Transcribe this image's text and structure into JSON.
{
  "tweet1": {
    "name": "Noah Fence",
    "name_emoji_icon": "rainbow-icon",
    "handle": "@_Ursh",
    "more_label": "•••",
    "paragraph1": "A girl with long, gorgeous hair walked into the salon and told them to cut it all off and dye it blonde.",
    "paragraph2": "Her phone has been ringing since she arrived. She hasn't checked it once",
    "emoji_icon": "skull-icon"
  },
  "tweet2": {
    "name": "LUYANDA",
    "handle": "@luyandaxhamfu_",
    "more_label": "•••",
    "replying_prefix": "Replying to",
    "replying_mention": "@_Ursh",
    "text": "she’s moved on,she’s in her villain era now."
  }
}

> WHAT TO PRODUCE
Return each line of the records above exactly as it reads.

> TASK SOLUTION
Transcribe this image's text and structure into JSON.
{
  "tweet1": {
    "name": "Noah Fence",
    "name_emoji_icon": "rainbow-icon",
    "handle": "@_Ursh",
    "more_label": "•••",
    "paragraph1": "A girl with long, gorgeous hair walked into the salon and told them to cut it all off and dye it blonde.",
    "paragraph2": "Her phone has been ringing since she arrived. She hasn't checked it once",
    "emoji_icon": "skull-icon"
  },
  "tweet2": {
    "name": "LUYANDA",
    "handle": "@luyandaxhamfu_",
    "more_label": "•••",
    "replying_prefix": "Replying to",
    "replying_mention": "@_Ursh",
    "text": "she’s moved on,she’s in her villain era now."
  }
}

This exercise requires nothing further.